Tuesday Dec. 08, 2009
Hamerschlag Hall D-210
University of Pittsburgh
Technology advances continuously shrink on-chip devices. Consequently, the number of cores in a single chip multiprocessor (CMP) is expected to grow in coming years. Unfortunately, with smaller device size and greater integration, chip yield degrades sig-nificantly. Guaranteeing that all chip components function correctly leads to an unrealistically low yield. Chip vendors have adopted a design strategy to market partially functioning processor chips to combat this problem.
The two major components in a multicore chip are compute cores and on-chip memory such as L2 cache. From the viewpoint of the chip yield, the compute cores have a much lower yield than the on-chip memory due to their logic complexity and well-established memory yield enhancing techniques. Therefore, future CMPs are expected to have more available on-chip memories than working cores.
This paper introduces a novel on-chip memory utilization scheme called StimulusCache, which decouples the L2 caches of faulty compute cores and employs them to assist applications on other working cores. Our extensive experimental evaluation demonstrates that StimulusCache significantly im-proves the performance of both single-threaded and multithreaded workloads.

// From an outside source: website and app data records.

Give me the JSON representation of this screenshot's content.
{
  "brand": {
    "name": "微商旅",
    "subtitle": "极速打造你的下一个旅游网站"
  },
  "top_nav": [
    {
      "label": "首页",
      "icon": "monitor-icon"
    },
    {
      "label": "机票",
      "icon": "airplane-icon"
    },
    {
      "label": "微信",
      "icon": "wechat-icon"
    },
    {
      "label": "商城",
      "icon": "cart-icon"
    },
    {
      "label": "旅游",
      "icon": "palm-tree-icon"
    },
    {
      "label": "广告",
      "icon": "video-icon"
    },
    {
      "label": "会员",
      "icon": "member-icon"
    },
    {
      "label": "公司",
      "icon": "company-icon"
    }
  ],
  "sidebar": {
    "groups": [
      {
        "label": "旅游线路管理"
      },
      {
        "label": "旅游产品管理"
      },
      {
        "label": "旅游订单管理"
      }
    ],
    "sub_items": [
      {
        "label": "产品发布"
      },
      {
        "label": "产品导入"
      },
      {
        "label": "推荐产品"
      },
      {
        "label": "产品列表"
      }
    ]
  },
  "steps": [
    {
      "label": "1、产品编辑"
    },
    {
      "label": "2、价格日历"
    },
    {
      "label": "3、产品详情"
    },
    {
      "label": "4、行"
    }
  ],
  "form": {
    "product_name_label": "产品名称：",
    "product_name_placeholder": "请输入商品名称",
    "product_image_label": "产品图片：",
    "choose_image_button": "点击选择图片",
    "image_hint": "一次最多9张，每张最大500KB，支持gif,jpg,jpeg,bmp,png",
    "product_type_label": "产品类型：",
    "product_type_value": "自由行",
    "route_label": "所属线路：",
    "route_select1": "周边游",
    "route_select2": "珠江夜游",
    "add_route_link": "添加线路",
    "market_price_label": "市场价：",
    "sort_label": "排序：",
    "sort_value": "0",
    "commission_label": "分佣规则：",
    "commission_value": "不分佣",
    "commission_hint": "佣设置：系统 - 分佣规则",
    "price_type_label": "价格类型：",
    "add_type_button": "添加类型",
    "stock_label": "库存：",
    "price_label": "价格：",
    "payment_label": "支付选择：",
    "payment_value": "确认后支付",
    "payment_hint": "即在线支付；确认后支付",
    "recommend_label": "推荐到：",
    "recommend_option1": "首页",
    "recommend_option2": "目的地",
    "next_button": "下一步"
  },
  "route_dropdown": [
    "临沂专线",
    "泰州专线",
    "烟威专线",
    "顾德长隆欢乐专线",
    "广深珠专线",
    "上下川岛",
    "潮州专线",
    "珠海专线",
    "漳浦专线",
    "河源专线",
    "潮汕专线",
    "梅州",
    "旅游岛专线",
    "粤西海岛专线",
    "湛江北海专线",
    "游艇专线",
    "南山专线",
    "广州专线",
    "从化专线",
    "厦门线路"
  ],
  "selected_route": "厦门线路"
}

Hyunjin Lee received a B.S. degree in Electrical Engineering from Seoul National University in 1999. He has been pursuing a Ph.D. degree in Computer Science from the University of Pitts-burgh since 2005. Prior to joining the University of Pittsburgh, he worked for the System LSI Di-vision of Samsung Electronics Co., Giheung, Korea, and contributed to the development of DVD players. His research interests are in the area of computer architecture, with particular fo-cus on performance, power, and reliability as-pects of memory hierarchy design for next-generation multicore processors